The Promoter

Đorđe Milutinović, Štark Arena Advisor

Đorđe Milutinović, Štark Arena Advisor, The Promoter

I also organised and implemented around another 1,000 concerts as director of youth culture and arts society “Ivo Lola Ribar”’, for choirs, folklore and the theatre “Teatar Levo”, and I’ve also performed in around a 1,000 concerts as a member of the Ivo Lola Ribar choir during the 20 years that I sang in what was then one of Yugoslavia’s best choirs.

Culture took me “under its wing” with my arrival at the Ivo Lola Ribar choir in 1970, during my transition from high school to university.

I later became a translator for the Belgrade Youth Centre at the cult Newport- Belgrade Jazz Festivals and the FEST programmes that were held at the Youth Centre, as well as a large number of concerts.

I worked for concert agency “Jugokoncert” as a touring artist, travelling across Yugoslavia with several folklore ensembles (from the Philippines, India, Colombia).

These experiences all provided an excellent foundation for my further work, which could be called promotional work and which required familiarity with the market, timely and high-quality preparations, respect for contractual provisions, minimising unplanned risk factors, respect for artists and the audience – concert attendees and lots of seemingly small but important details that are part of successful negotiations and subsequent good event organisation and implementation.

Good professional relations are something I’ve nurtured. Even today, when some booking agents around the world are contacted by someone who offers to promote their artist in Belgrade they say “I have a reliable promoter who I work with there”.

Even today, when some booking agents around the world are contacted by someone who offers to promote their artist in Belgrade they say “I have a reliable promoter who I work with there”

The overall business picture, of course, is not so idyllic, because dealing with concert promotions is a very complex and risky business that’s dependent on many factors, such as artists’ fees, organisational costs, changing audience tastes, ticket price etc.

Artists’ fees, especially in the last decade, have skyrocketed and, as things stand, they don’t seem to be returning to the ground.

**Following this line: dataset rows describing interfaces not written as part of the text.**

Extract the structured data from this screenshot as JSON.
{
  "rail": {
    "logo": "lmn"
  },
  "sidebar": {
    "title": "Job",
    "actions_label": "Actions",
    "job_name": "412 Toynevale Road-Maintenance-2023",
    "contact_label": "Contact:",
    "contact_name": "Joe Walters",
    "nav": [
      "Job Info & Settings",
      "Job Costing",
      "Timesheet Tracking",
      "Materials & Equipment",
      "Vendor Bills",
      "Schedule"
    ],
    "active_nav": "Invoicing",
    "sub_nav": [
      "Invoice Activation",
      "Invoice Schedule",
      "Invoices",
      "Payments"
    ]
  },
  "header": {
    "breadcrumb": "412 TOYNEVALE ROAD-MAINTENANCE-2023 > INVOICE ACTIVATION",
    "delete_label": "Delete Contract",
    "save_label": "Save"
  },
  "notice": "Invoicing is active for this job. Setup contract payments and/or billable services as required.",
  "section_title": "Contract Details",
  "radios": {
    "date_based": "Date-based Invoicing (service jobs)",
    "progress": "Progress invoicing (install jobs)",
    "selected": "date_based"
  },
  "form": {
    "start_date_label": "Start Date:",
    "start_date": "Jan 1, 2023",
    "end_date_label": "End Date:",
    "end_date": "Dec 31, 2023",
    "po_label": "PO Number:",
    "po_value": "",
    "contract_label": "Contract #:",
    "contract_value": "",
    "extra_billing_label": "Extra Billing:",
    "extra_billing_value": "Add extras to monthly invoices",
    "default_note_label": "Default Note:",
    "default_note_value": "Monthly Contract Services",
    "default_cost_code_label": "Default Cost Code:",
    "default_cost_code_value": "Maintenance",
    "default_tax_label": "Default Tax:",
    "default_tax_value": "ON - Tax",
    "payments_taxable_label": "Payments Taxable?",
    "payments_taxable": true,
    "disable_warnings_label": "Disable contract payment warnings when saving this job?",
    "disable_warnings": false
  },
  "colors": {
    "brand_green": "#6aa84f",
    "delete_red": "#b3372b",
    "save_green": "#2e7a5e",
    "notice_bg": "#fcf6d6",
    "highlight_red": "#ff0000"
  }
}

It perhaps sounds like an often-used phrase, but in my experience culture really is a bridge for connecting people and creating familiarity and understanding among people, life, customs, religion, ways of thinking.

Supporting this claim are my many personal experiences from the biggest tours with my choir: China in 1972, as the first artistic group to tour after the Cultural Revolution; 1988 with CAMI (Columbia Artists Management), three-month tour around the U.S., including 57 concerts, 27,000 km by bus, 32 states; as well as several tours of the USSR and Russia, and literally the whole of Europe.

These are priceless experiences and memories, and confirmation that it was a culture which opened some doors that weren’t merely closed – we didn’t even know they existed.

Culture is a sensitive area; there’s never a shortage of ideas, possibilities and wants, but always a shortage of resources to realise all those wants.

I naturally have some unrealised wishes and regret the inability to stage some concerts. The biggest is certainly the Rolling Stones concert that was confirmed for me on 8th September 1998 at the Belgrade Hippodrome. However, the political situation worsened during that period and unfortunately, that concert didn’t happen.

Each of the aforementioned 2,000 concerts has their own place in the beautiful and, to me, a dear mosaic that I had the professional good fortune to be able to create and of which I am very proud.